There are some additional accessories and tips that can help your experience of motorsport photography but is not absolutely crucial, and all come down to personal preference. Some zoom lenses can be very large and heavy so having it attached to a monopod at all times may provide some relief to arms for a long session, and may be particularly useful for panning shots. It may feel strange at first, especially if you're used to pan in hand, but once you get used to it, the benefits can be significant. If your budget allows, have a second camera body may also be useful as well. Keep a lens shorter in the second body can save you the hassle of changing lenses back and forth, and also possibly make the difference between getting or not the shot of momentum. The final point does not require any additional equipment in all ... practice!

Motorsport Photography - 3 Great Tips to Begin

That has flipped hundreds of magazines and seen racing career countless photos of some of the fastest machines on the planet fighting for every inch of the track. You say to yourself the next time you go to a race, you bring a camera and go home with pictures like that. But, how?

1) Get a DSLR

While the team may end up playing a relatively minor role for many types of photography there, racing is one of the few obvious exceptions.
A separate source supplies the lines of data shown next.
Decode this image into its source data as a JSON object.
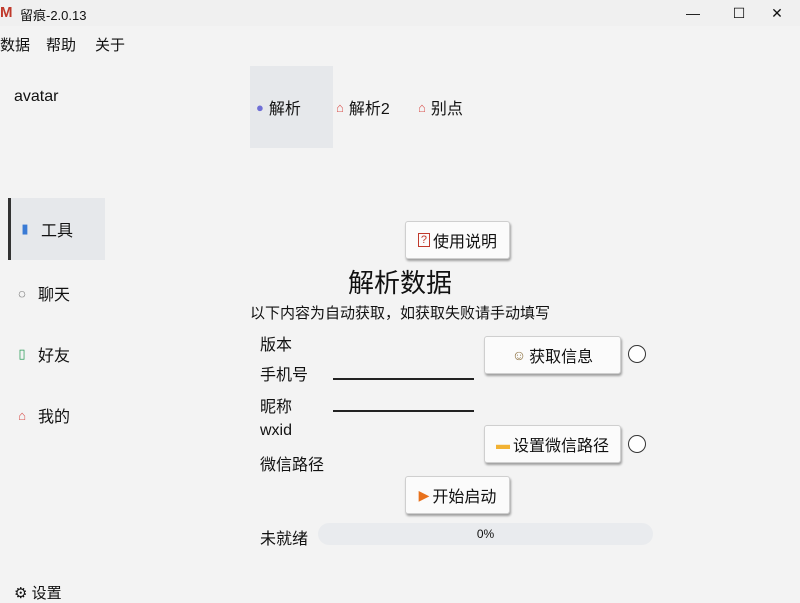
{
  "window": {
    "app_icon": "M",
    "title": "留痕-2.0.13",
    "minimize": "—",
    "maximize": "☐",
    "close": "✕"
  },
  "menu": [
    "数据",
    "帮助",
    "关于"
  ],
  "sidebar": {
    "avatar": "avatar",
    "items": [
      {
        "label": "工具",
        "icon": "tools-icon",
        "glyph": "▮"
      },
      {
        "label": "聊天",
        "icon": "chat-icon",
        "glyph": "◌"
      },
      {
        "label": "好友",
        "icon": "contacts-icon",
        "glyph": "▯"
      },
      {
        "label": "我的",
        "icon": "home-icon",
        "glyph": "⌂"
      }
    ],
    "settings": "设置",
    "settings_glyph": "⚙"
  },
  "tabs": [
    {
      "label": "解析",
      "glyph": "●"
    },
    {
      "label": "解析2",
      "glyph": "⌂"
    },
    {
      "label": "别点",
      "glyph": "⌂"
    }
  ],
  "main": {
    "help_button": "使用说明",
    "help_glyph": "?",
    "heading": "解析数据",
    "subtitle": "以下内容为自动获取，如获取失败请手动填写",
    "fields": {
      "version": "版本",
      "phone": "手机号",
      "nickname": "昵称",
      "wxid": "wxid",
      "wechat_path": "微信路径"
    },
    "get_info_button": "获取信息",
    "get_info_glyph": "☺",
    "set_path_button": "设置微信路径",
    "set_path_glyph": "▬",
    "start_button": "开始启动",
    "start_glyph": "▶",
    "status": "未就绪",
    "progress": "0%",
    "progress_value": 0
  },
  "colors": {
    "accent_active": "#e6e8eb",
    "progress_track": "#e9ebee",
    "start_icon": "#e8711c",
    "folder_icon": "#f2b233",
    "app_icon": "#c0392b"
  }
}
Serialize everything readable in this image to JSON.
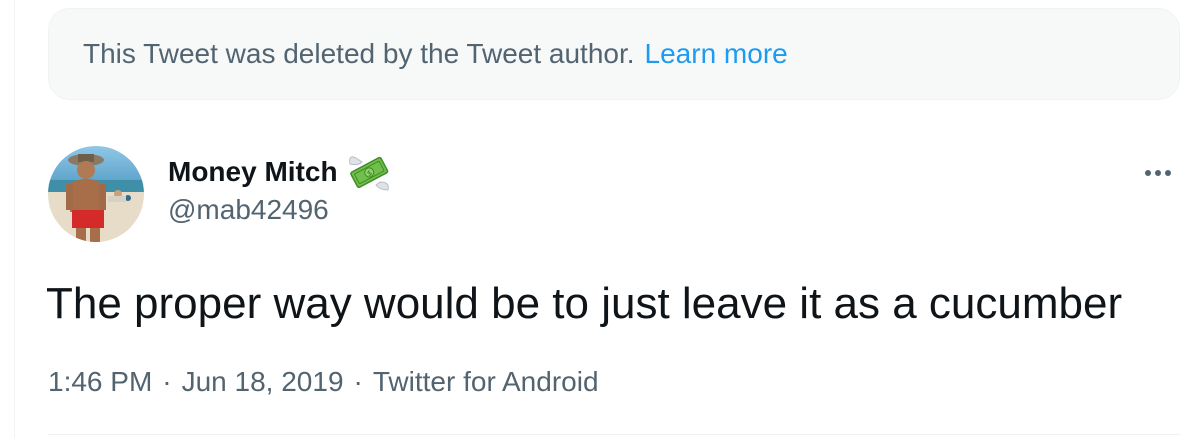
{
  "notice": {
    "text": "This Tweet was deleted by the Tweet author.",
    "link_label": "Learn more"
  },
  "author": {
    "display_name": "Money Mitch",
    "badge_icon": "money-with-wings-icon",
    "handle": "@mab42496"
  },
  "tweet": {
    "text": "The proper way would be to just leave it as a cucumber",
    "time": "1:46 PM",
    "date": "Jun 18, 2019",
    "source": "Twitter for Android",
    "separator": "·"
  },
  "colors": {
    "link": "#1d9bf0",
    "secondary_text": "#536471",
    "primary_text": "#0f1419"
  }
}
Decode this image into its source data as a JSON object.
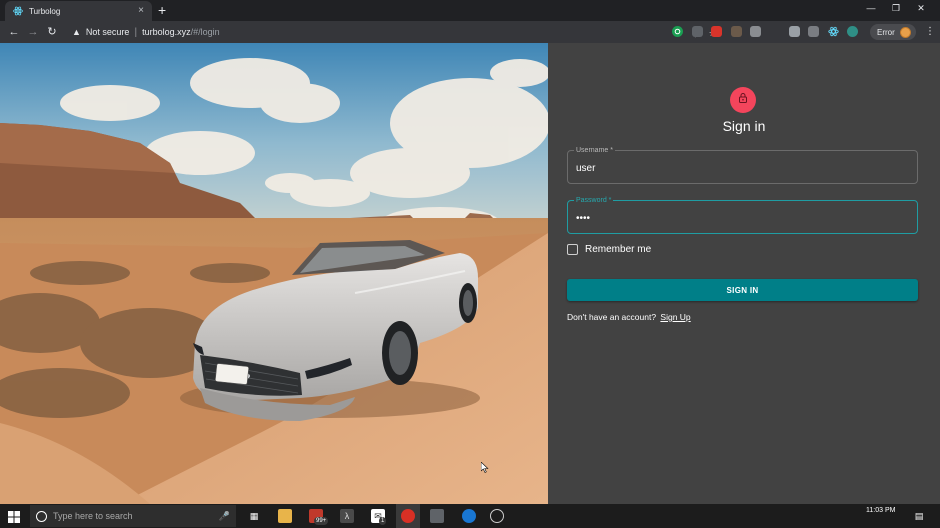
{
  "browser": {
    "tab_title": "Turbolog",
    "tab_close": "×",
    "new_tab": "+",
    "security_label": "Not secure",
    "url_host": "turbolog.xyz",
    "url_path": "/#/login",
    "error_label": "Error"
  },
  "login": {
    "title": "Sign in",
    "username_label": "Username *",
    "username_value": "user",
    "password_label": "Password *",
    "password_value": "••••",
    "remember_label": "Remember me",
    "submit_label": "SIGN IN",
    "no_account_text": "Don't have an account?",
    "signup_link": "Sign Up"
  },
  "taskbar": {
    "search_placeholder": "Type here to search",
    "badge_mail": "99+",
    "badge_count": "1",
    "clock": "11:03 PM"
  },
  "colors": {
    "panel_bg": "#424242",
    "accent": "#007f88",
    "focus_border": "#1f9da3",
    "avatar": "#f4455c"
  }
}
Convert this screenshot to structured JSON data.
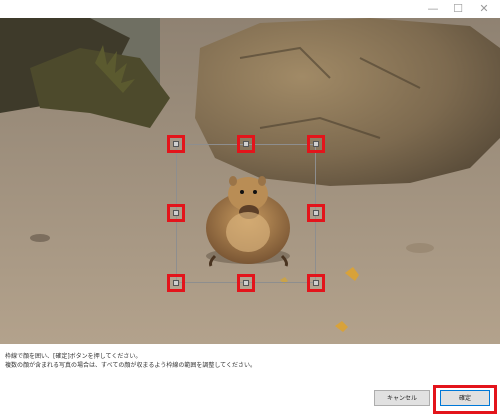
{
  "window": {
    "minimize_glyph": "—",
    "maximize_glyph": "☐",
    "close_glyph": "✕"
  },
  "instructions": {
    "line1": "枠線で顔を囲い、[確定]ボタンを押してください。",
    "line2": "複数の顔が含まれる写真の場合は、すべての顔が収まるよう枠線の範囲を調整してください。"
  },
  "buttons": {
    "cancel": "キャンセル",
    "confirm": "確定"
  },
  "colors": {
    "highlight": "#e3141b",
    "frame": "#8e8e8e"
  }
}
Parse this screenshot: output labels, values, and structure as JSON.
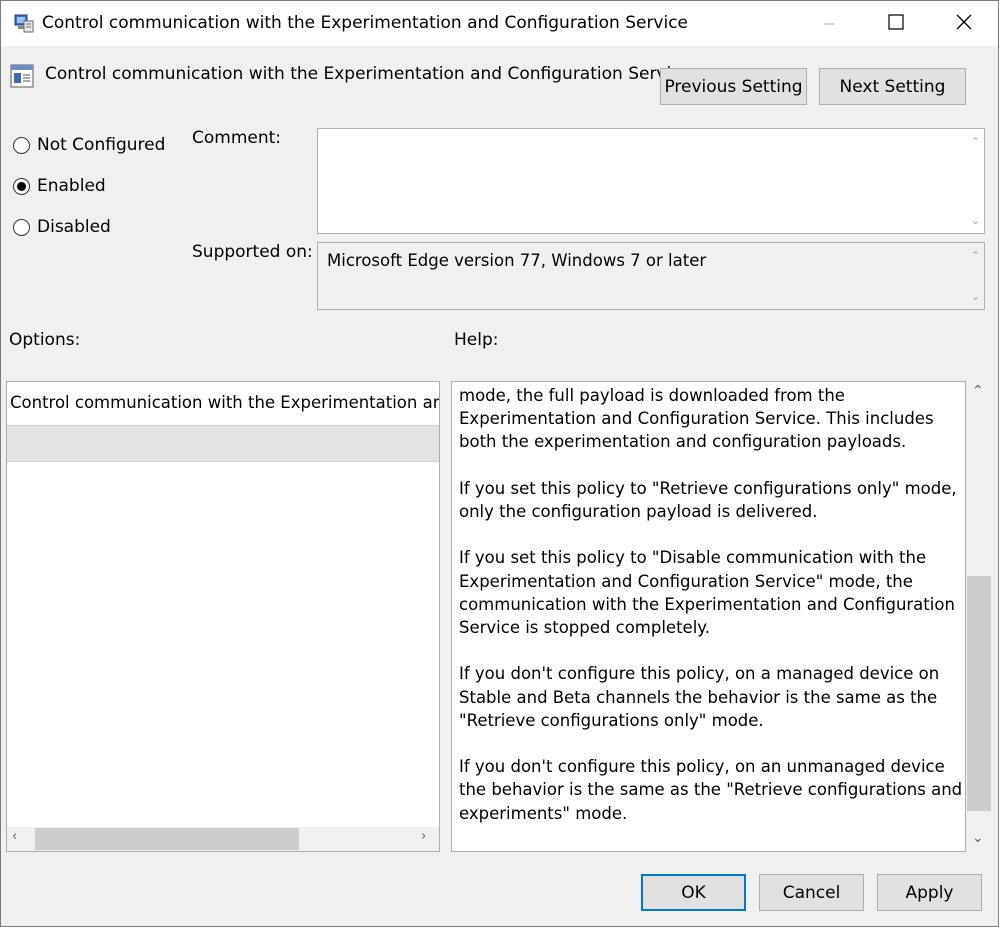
{
  "window": {
    "title": "Control communication with the Experimentation and Configuration Service"
  },
  "header": {
    "policy_name": "Control communication with the Experimentation and Configuration Service",
    "previous_label": "Previous Setting",
    "next_label": "Next Setting"
  },
  "state": {
    "options": [
      {
        "label": "Not Configured",
        "selected": false
      },
      {
        "label": "Enabled",
        "selected": true
      },
      {
        "label": "Disabled",
        "selected": false
      }
    ]
  },
  "comment": {
    "label": "Comment:",
    "value": ""
  },
  "supported": {
    "label": "Supported on:",
    "value": "Microsoft Edge version 77, Windows 7 or later"
  },
  "options_pane": {
    "label": "Options:",
    "item_text": "Control communication with the Experimentation and C"
  },
  "help_pane": {
    "label": "Help:",
    "paragraphs": [
      "mode, the full payload is downloaded from the Experimentation and Configuration Service. This includes both the experimentation and configuration payloads.",
      "If you set this policy to \"Retrieve configurations only\" mode, only the configuration payload is delivered.",
      "If you set this policy to \"Disable communication with the Experimentation and Configuration Service\" mode, the communication with the Experimentation and Configuration Service is stopped completely.",
      "If you don't configure this policy, on a managed device on Stable and Beta channels the behavior is the same as the \"Retrieve configurations only\" mode.",
      "If you don't configure this policy, on an unmanaged device the behavior is the same as the \"Retrieve configurations and experiments\" mode."
    ]
  },
  "footer": {
    "ok_label": "OK",
    "cancel_label": "Cancel",
    "apply_label": "Apply"
  }
}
For example, a small point and shoot pocket camera when in the right hands can potentially capture a stunning landscape shot of a beginner can with a cutting-edge digital SLR (Digital Single Lens Reflex), but all these rules go out the window when the motorcycle roars by about 200 mph at: You need a digital SLR. Or more specifically, the speed and responsiveness of a DSLR. The main features that come into play is a series of high resolution images by shooting mode second, high speed auto focus, and almost no shutter lag. The faster the above, the best, though even a digital SLR entry level these days will do the job. Higher end, faster DSLR just make your job easier. As for lenses, obviously the zoom range has more options available to you, but that does not have a goal short means no hope. Work with what you have and not spend time thinking about what does not.

2) Know the following

Unless you've been on the track on numerous occasions, it is important to explore the way the best way possible for the range of possible good points to shoot from. If you've never been on a race track before all, it's easy to get caught off guard by how large it may be a clue. In some cases, go from one end of the track to the other can be a walk of 20 minutes or more. When it comes time to shoot the race, you want to know exactly where to go after finishing hogging all the shots you want in a particular place. If you are ready, whether you get stuck in the same place all the time or lose several turns (or even the rest of the race) to go around trying to find another place to shoot from. A weekend usually includes practice sessions for runners. You can use them as your practice sessions as well.

3) Know the Sport

Although not necessarily essential to have a deep knowledge of the sport to get great shots, you may be able to help make a difference, or at least shorten the learning curve a bit. Returning to the example of motorcycle racing. Looking to get a picture of the riders dragging their knees? A relatively narrow, high-speed corner is your best bet. How about a hidden pilot low on the windshield? Stay away from the braking zones where they have to sit down to prepare for corner entry. Want to take a photo standing with wheels? Nobody will make any celebration antics in the middle of a race, so wait until the end.

Although these three tips can give you a good start of classes, which is no substitute for practice and a lot of trial and error unavoidable. The first place can be a very unpleasant surprise, but once you become familiar with the speed of the motives and capabilities of your team, who will meet soon. Most importantly, have fun!